Cyclists use the bike lane along New Hampshire Avenue in Washington. (Nikki Kahn/The Washington Post)

A new medical study conducted in New York found that taxis are a major threat to cyclists, while pedestrians are in the gravest danger while in crosswalks.

Matt Flegenheimer of The New York Times writes about the study, which was conducted by a team of physicians and researchers at New York University’s Lagone Medical Center:

From December 2008 to June 2011, the group studied more than 1,400 pedestrians and cyclists treated at Bellevue Hospital Center after collisions. Most occurred in Manhattan and western Brooklyn, stretching along the busiest corridors of a city where street safety and traffic engineering have been trumpeted as defining legacies of Mayor Michael R. Bloomberg’s tenure.

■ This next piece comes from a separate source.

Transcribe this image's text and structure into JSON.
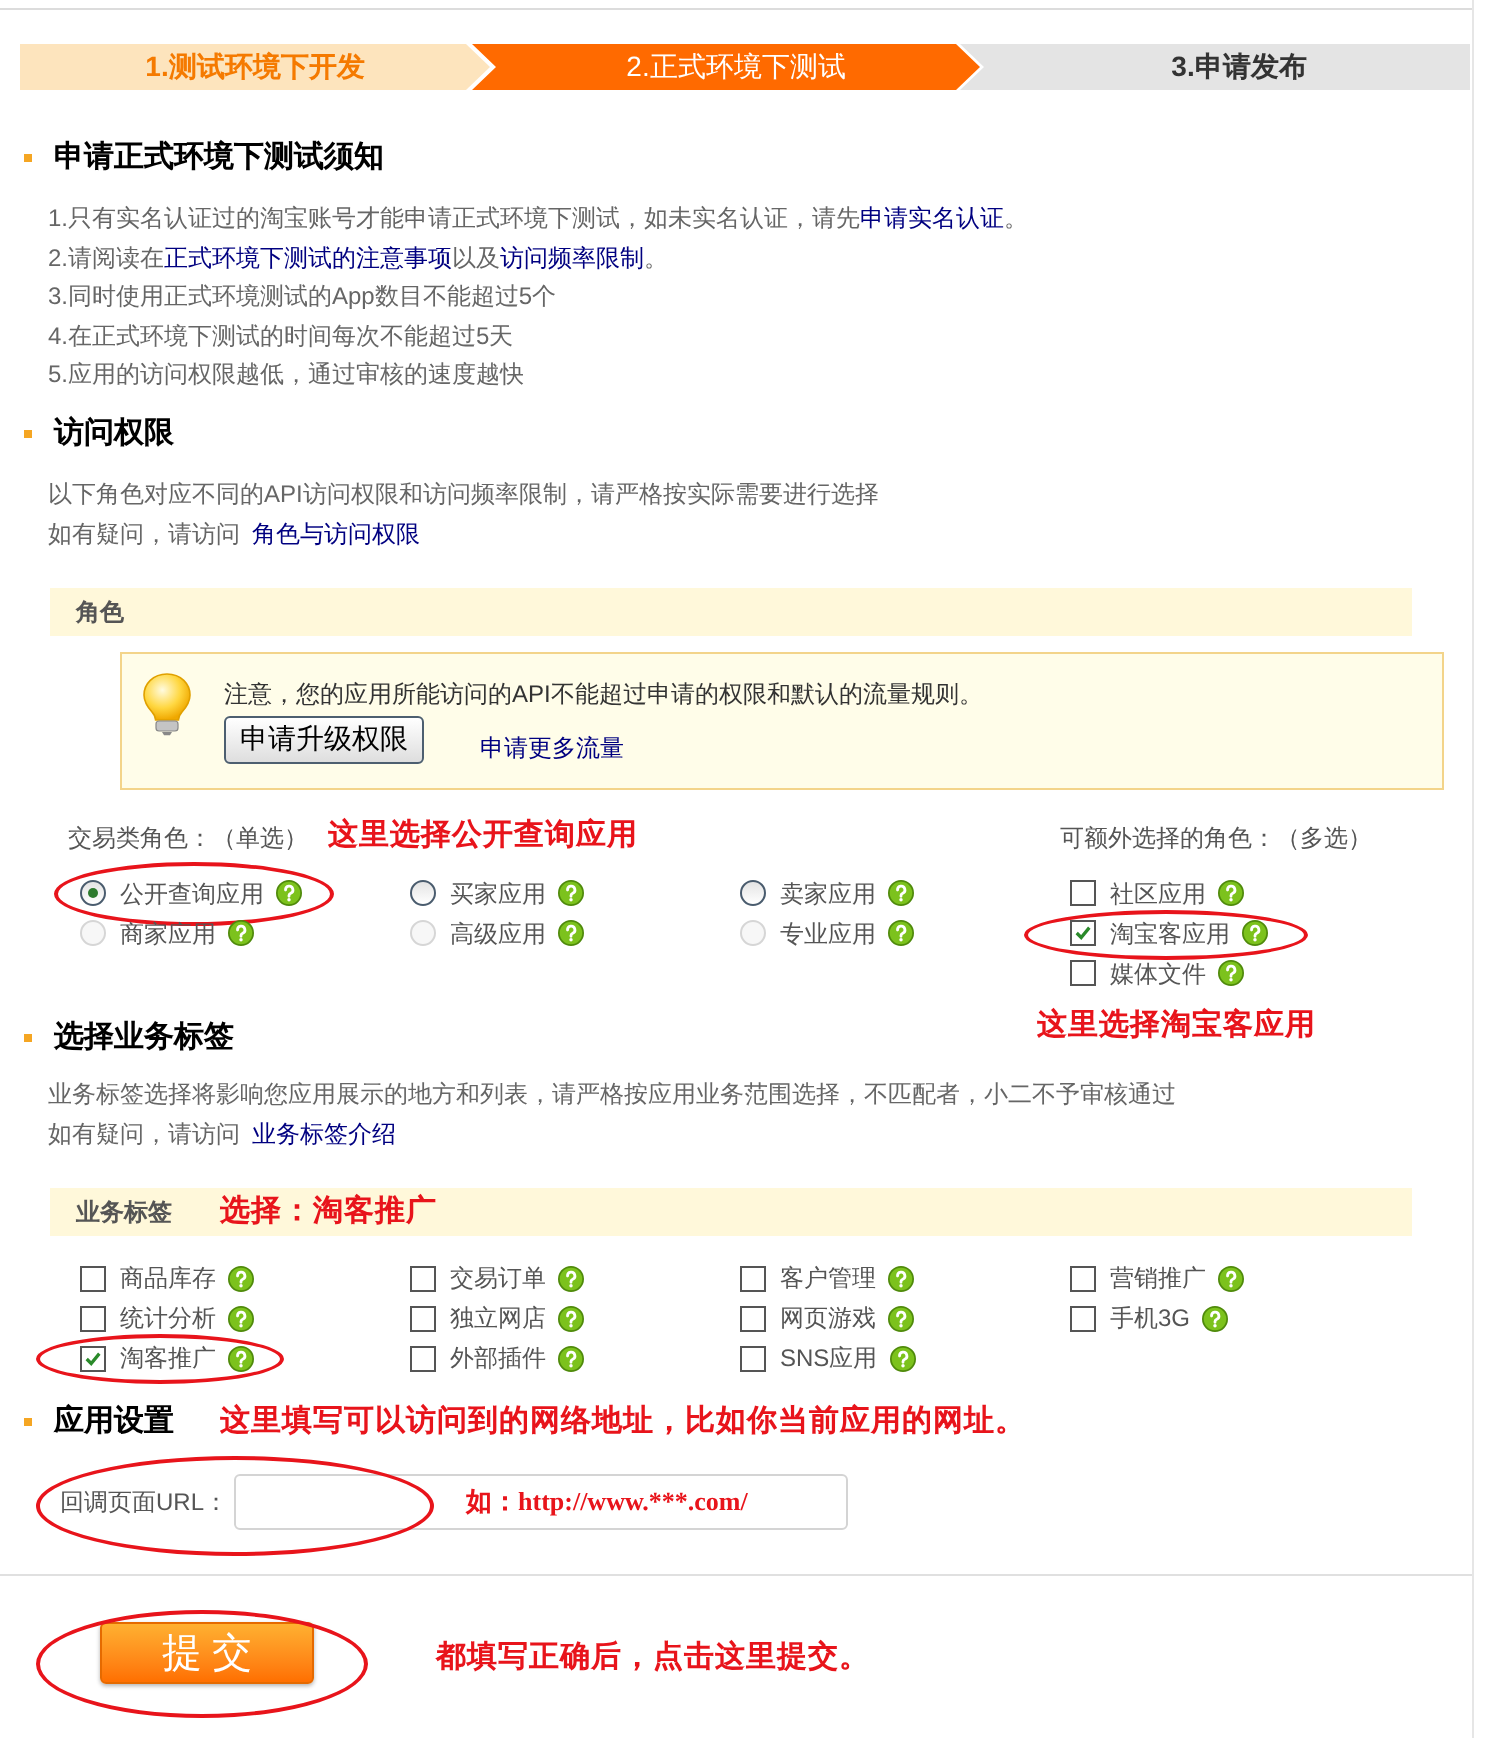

The results of this study are being published in the Journal of Trauma and Acute Care Surgery.

Now, there’s no way to directly compare the streets of New York and D.C. There are massive differences in population, layout, transit and countless other things. (Plus, pretty much every “Let’s compare New York to D.C.” article is incredibly tiresome.)

But this is interesting as a look at how commuters in a crowded metropolitan area share packed roadways. Nearly one in 10 of the pedestrians and cyclists included in the study were using an electronic device like a phone or music player. An even higher share of pedestrians and cyclists ages 18 and older had alcohol before being involved in the collisions. And the study also notes that overweight pedestrians incurred less severe injuries in these collisions.

Pedestrian safety remains a major problem nationally as well as locally. The National Highway Traffic Safety Administration reports that 70,000 pedestrians were injured and 4,280 killed in traffic crashes in 2010. And it’s a major problem in and around Washington: More than 2,600 pedestrians and bicyclists are injured in the region every year, and about 89 are killed, according to the Metropolitan Washington Council of Governments

Officials throughout the area promote pedestrian, driver and bicyclist safety with Street Smart, an annual program that began in 2002. There have also been other efforts, like this push in Prince George’s County to focus more on accounting for such safety; it followed regular safety problems in the county.

There have been several recent incidents with pedestrians being struck by vehicles recently. Two adults and a child were hit at a D.C. bus stop last week, at least six pedestrians locally were killed by vehicles in February and six pedestrians were injured on a single morning last month.

Robert Thomson, the Post’s Dr. Gridlock, recently discussed safety strategies for commuters who choose to walk. He has warned that pedestrians should “avoid relying on total strangers for your safety.”